Making landfall when cruising is usually cause for celebration, but on the East Coast and in the Philippines, hurricane and typhoon landfalls are looking lethal.
Fortunately, Hurricane Florence was winding down from a Category 4 to a Category 2 Hurricane before coming ashore at Wrightsville Beach, North Carolina. The storm is still packing 90-mile-an-hour wind, and, combined with six- to 11-foot storm surge and the possibility of up to 40 inches of rain, could prove devastating to many inland communities and boats on the hard secured inside the low barrier islands and along the Intracoastal Waterway.
Many may remember Wrightsville Beach as the second home of Westsail Yachts, where many Westsail 32s have been launched, with many being finished on site by the owners. Westsail Yachts was started in 1971 and quickly became so popular that they needed a second location on the East Coast to keep up with demand. The North Carolina coast from Morehead City down to Wrightsville Beach is also the common jumping-off point for many cruisers making the offshore passage to the Caribbean — usually after November 1, when hurricane season is ‘officially’ over and insurance policies kick in.
Back in the the Pacific, winds along the coast of Mexico have been benign but, right now, Typhoon Ompong (or Mangkhut) in the Philippines is looking dangerous, with winds in excess of 140 mph hitting the Northern Island of Luzon.

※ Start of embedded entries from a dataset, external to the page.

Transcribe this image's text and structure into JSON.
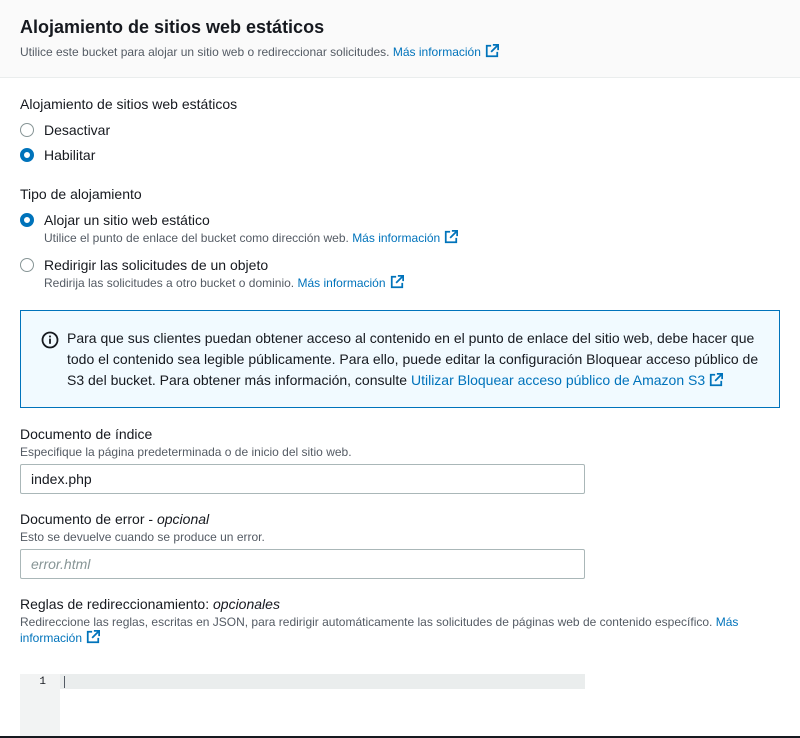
{
  "header": {
    "title": "Alojamiento de sitios web estáticos",
    "description": "Utilice este bucket para alojar un sitio web o redireccionar solicitudes.",
    "learn_more": "Más información"
  },
  "hosting": {
    "label": "Alojamiento de sitios web estáticos",
    "options": [
      {
        "label": "Desactivar",
        "selected": false
      },
      {
        "label": "Habilitar",
        "selected": true
      }
    ]
  },
  "hosting_type": {
    "label": "Tipo de alojamiento",
    "options": [
      {
        "label": "Alojar un sitio web estático",
        "description": "Utilice el punto de enlace del bucket como dirección web.",
        "link": "Más información",
        "selected": true
      },
      {
        "label": "Redirigir las solicitudes de un objeto",
        "description": "Redirija las solicitudes a otro bucket o dominio.",
        "link": "Más información",
        "selected": false
      }
    ]
  },
  "info_alert": {
    "text": "Para que sus clientes puedan obtener acceso al contenido en el punto de enlace del sitio web, debe hacer que todo el contenido sea legible públicamente. Para ello, puede editar la configuración Bloquear acceso público de S3 del bucket. Para obtener más información, consulte",
    "link": "Utilizar Bloquear acceso público de Amazon S3"
  },
  "index_document": {
    "label": "Documento de índice",
    "description": "Especifique la página predeterminada o de inicio del sitio web.",
    "value": "index.php"
  },
  "error_document": {
    "label": "Documento de error",
    "optional": "opcional",
    "description": "Esto se devuelve cuando se produce un error.",
    "placeholder": "error.html"
  },
  "redirect_rules": {
    "label": "Reglas de redireccionamiento:",
    "optional": "opcionales",
    "description": "Redireccione las reglas, escritas en JSON, para redirigir automáticamente las solicitudes de páginas web de contenido específico.",
    "link_part1": "Más",
    "link_part2": "información",
    "line_number": "1"
  },
  "colors": {
    "link": "#0073bb",
    "radio_selected": "#0073bb",
    "info_bg": "#f1faff",
    "info_border": "#0073bb"
  }
}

The Eastern Seaboard and the Philippines are bearing the brunt of these storms on opposite sides of the globe, but with similar threatening impacts.
In Hawaii, Tropical Storm Olivia has come and gone, though Oahu remains under a flash-flood warning until noon today.